──────── Provided records ────────

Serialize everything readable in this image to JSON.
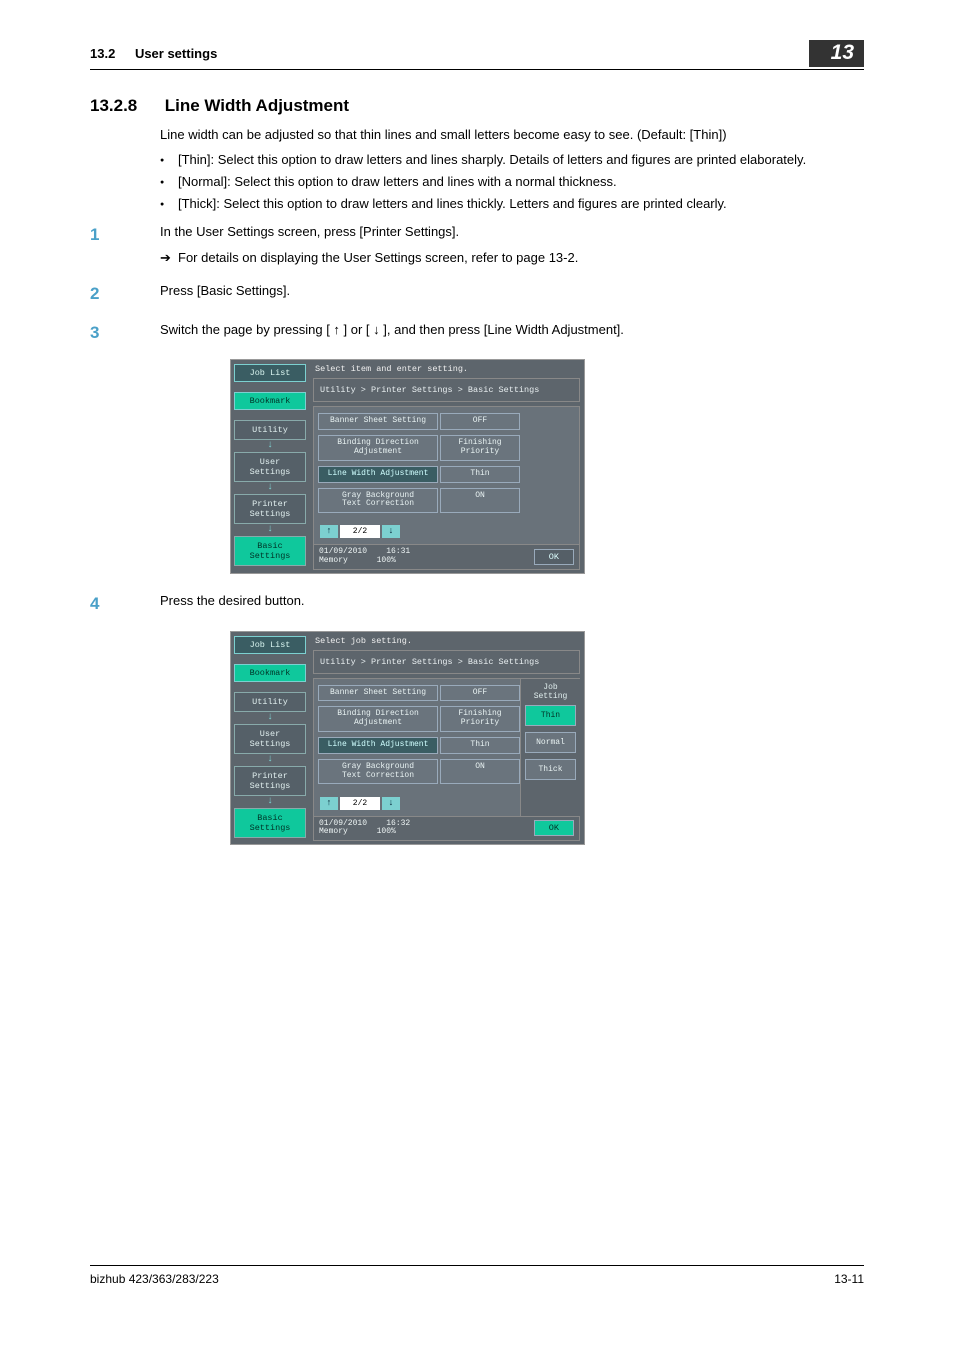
{
  "header": {
    "section": "13.2",
    "title": "User settings",
    "chapter": "13"
  },
  "section": {
    "number": "13.2.8",
    "title": "Line Width Adjustment",
    "intro": "Line width can be adjusted so that thin lines and small letters become easy to see. (Default: [Thin])",
    "bullets": [
      "[Thin]: Select this option to draw letters and lines sharply. Details of letters and figures are printed elaborately.",
      "[Normal]: Select this option to draw letters and lines with a normal thickness.",
      "[Thick]: Select this option to draw letters and lines thickly. Letters and figures are printed clearly."
    ]
  },
  "steps": {
    "s1": {
      "text": "In the User Settings screen, press [Printer Settings].",
      "sub": "For details on displaying the User Settings screen, refer to page 13-2."
    },
    "s2": {
      "text": "Press [Basic Settings]."
    },
    "s3": {
      "text": "Switch the page by pressing [ ↑ ] or [ ↓ ], and then press [Line Width Adjustment]."
    },
    "s4": {
      "text": "Press the desired button."
    }
  },
  "screen1": {
    "top_instruction": "Select item and enter setting.",
    "left_tabs": {
      "job_list": "Job List",
      "bookmark": "Bookmark"
    },
    "nav": {
      "utility": "Utility",
      "user_settings": "User Settings",
      "printer_settings": "Printer Settings",
      "basic_settings": "Basic Settings"
    },
    "breadcrumb": "Utility > Printer Settings > Basic Settings",
    "rows": {
      "banner_label": "Banner Sheet Setting",
      "banner_val": "OFF",
      "binding_label": "Binding Direction Adjustment",
      "binding_val": "Finishing Priority",
      "linewidth_label": "Line Width Adjustment",
      "linewidth_val": "Thin",
      "gray_label": "Gray Background\nText Correction",
      "gray_val": "ON"
    },
    "pager": {
      "up": "↑",
      "text": "2/2",
      "down": "↓"
    },
    "status": {
      "date": "01/09/2010",
      "time": "16:31",
      "mem_label": "Memory",
      "mem_val": "100%"
    },
    "ok": "OK"
  },
  "screen2": {
    "top_instruction": "Select job setting.",
    "left_tabs": {
      "job_list": "Job List",
      "bookmark": "Bookmark"
    },
    "nav": {
      "utility": "Utility",
      "user_settings": "User Settings",
      "printer_settings": "Printer Settings",
      "basic_settings": "Basic Settings"
    },
    "breadcrumb": "Utility > Printer Settings > Basic Settings",
    "rows": {
      "banner_label": "Banner Sheet Setting",
      "banner_val": "OFF",
      "binding_label": "Binding Direction Adjustment",
      "binding_val": "Finishing Priority",
      "linewidth_label": "Line Width Adjustment",
      "linewidth_val": "Thin",
      "gray_label": "Gray Background\nText Correction",
      "gray_val": "ON"
    },
    "options": {
      "title": "Job Setting",
      "thin": "Thin",
      "normal": "Normal",
      "thick": "Thick"
    },
    "pager": {
      "up": "↑",
      "text": "2/2",
      "down": "↓"
    },
    "status": {
      "date": "01/09/2010",
      "time": "16:32",
      "mem_label": "Memory",
      "mem_val": "100%"
    },
    "ok": "OK"
  },
  "footer": {
    "left": "bizhub 423/363/283/223",
    "right": "13-11"
  }
}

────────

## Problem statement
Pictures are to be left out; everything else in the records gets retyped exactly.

## Solution for this problem
Serialize everything readable in this image to JSON.
{
  "header": {
    "section": "13.2",
    "title": "User settings",
    "chapter": "13"
  },
  "section": {
    "number": "13.2.8",
    "title": "Line Width Adjustment",
    "intro": "Line width can be adjusted so that thin lines and small letters become easy to see. (Default: [Thin])",
    "bullets": [
      "[Thin]: Select this option to draw letters and lines sharply. Details of letters and figures are printed elaborately.",
      "[Normal]: Select this option to draw letters and lines with a normal thickness.",
      "[Thick]: Select this option to draw letters and lines thickly. Letters and figures are printed clearly."
    ]
  },
  "steps": {
    "s1": {
      "text": "In the User Settings screen, press [Printer Settings].",
      "sub": "For details on displaying the User Settings screen, refer to page 13-2."
    },
    "s2": {
      "text": "Press [Basic Settings]."
    },
    "s3": {
      "text": "Switch the page by pressing [ ↑ ] or [ ↓ ], and then press [Line Width Adjustment]."
    },
    "s4": {
      "text": "Press the desired button."
    }
  },
  "screen1": {
    "top_instruction": "Select item and enter setting.",
    "left_tabs": {
      "job_list": "Job List",
      "bookmark": "Bookmark"
    },
    "nav": {
      "utility": "Utility",
      "user_settings": "User Settings",
      "printer_settings": "Printer Settings",
      "basic_settings": "Basic Settings"
    },
    "breadcrumb": "Utility > Printer Settings > Basic Settings",
    "rows": {
      "banner_label": "Banner Sheet Setting",
      "banner_val": "OFF",
      "binding_label": "Binding Direction Adjustment",
      "binding_val": "Finishing Priority",
      "linewidth_label": "Line Width Adjustment",
      "linewidth_val": "Thin",
      "gray_label": "Gray Background\nText Correction",
      "gray_val": "ON"
    },
    "pager": {
      "up": "↑",
      "text": "2/2",
      "down": "↓"
    },
    "status": {
      "date": "01/09/2010",
      "time": "16:31",
      "mem_label": "Memory",
      "mem_val": "100%"
    },
    "ok": "OK"
  },
  "screen2": {
    "top_instruction": "Select job setting.",
    "left_tabs": {
      "job_list": "Job List",
      "bookmark": "Bookmark"
    },
    "nav": {
      "utility": "Utility",
      "user_settings": "User Settings",
      "printer_settings": "Printer Settings",
      "basic_settings": "Basic Settings"
    },
    "breadcrumb": "Utility > Printer Settings > Basic Settings",
    "rows": {
      "banner_label": "Banner Sheet Setting",
      "banner_val": "OFF",
      "binding_label": "Binding Direction Adjustment",
      "binding_val": "Finishing Priority",
      "linewidth_label": "Line Width Adjustment",
      "linewidth_val": "Thin",
      "gray_label": "Gray Background\nText Correction",
      "gray_val": "ON"
    },
    "options": {
      "title": "Job Setting",
      "thin": "Thin",
      "normal": "Normal",
      "thick": "Thick"
    },
    "pager": {
      "up": "↑",
      "text": "2/2",
      "down": "↓"
    },
    "status": {
      "date": "01/09/2010",
      "time": "16:32",
      "mem_label": "Memory",
      "mem_val": "100%"
    },
    "ok": "OK"
  },
  "footer": {
    "left": "bizhub 423/363/283/223",
    "right": "13-11"
  }
}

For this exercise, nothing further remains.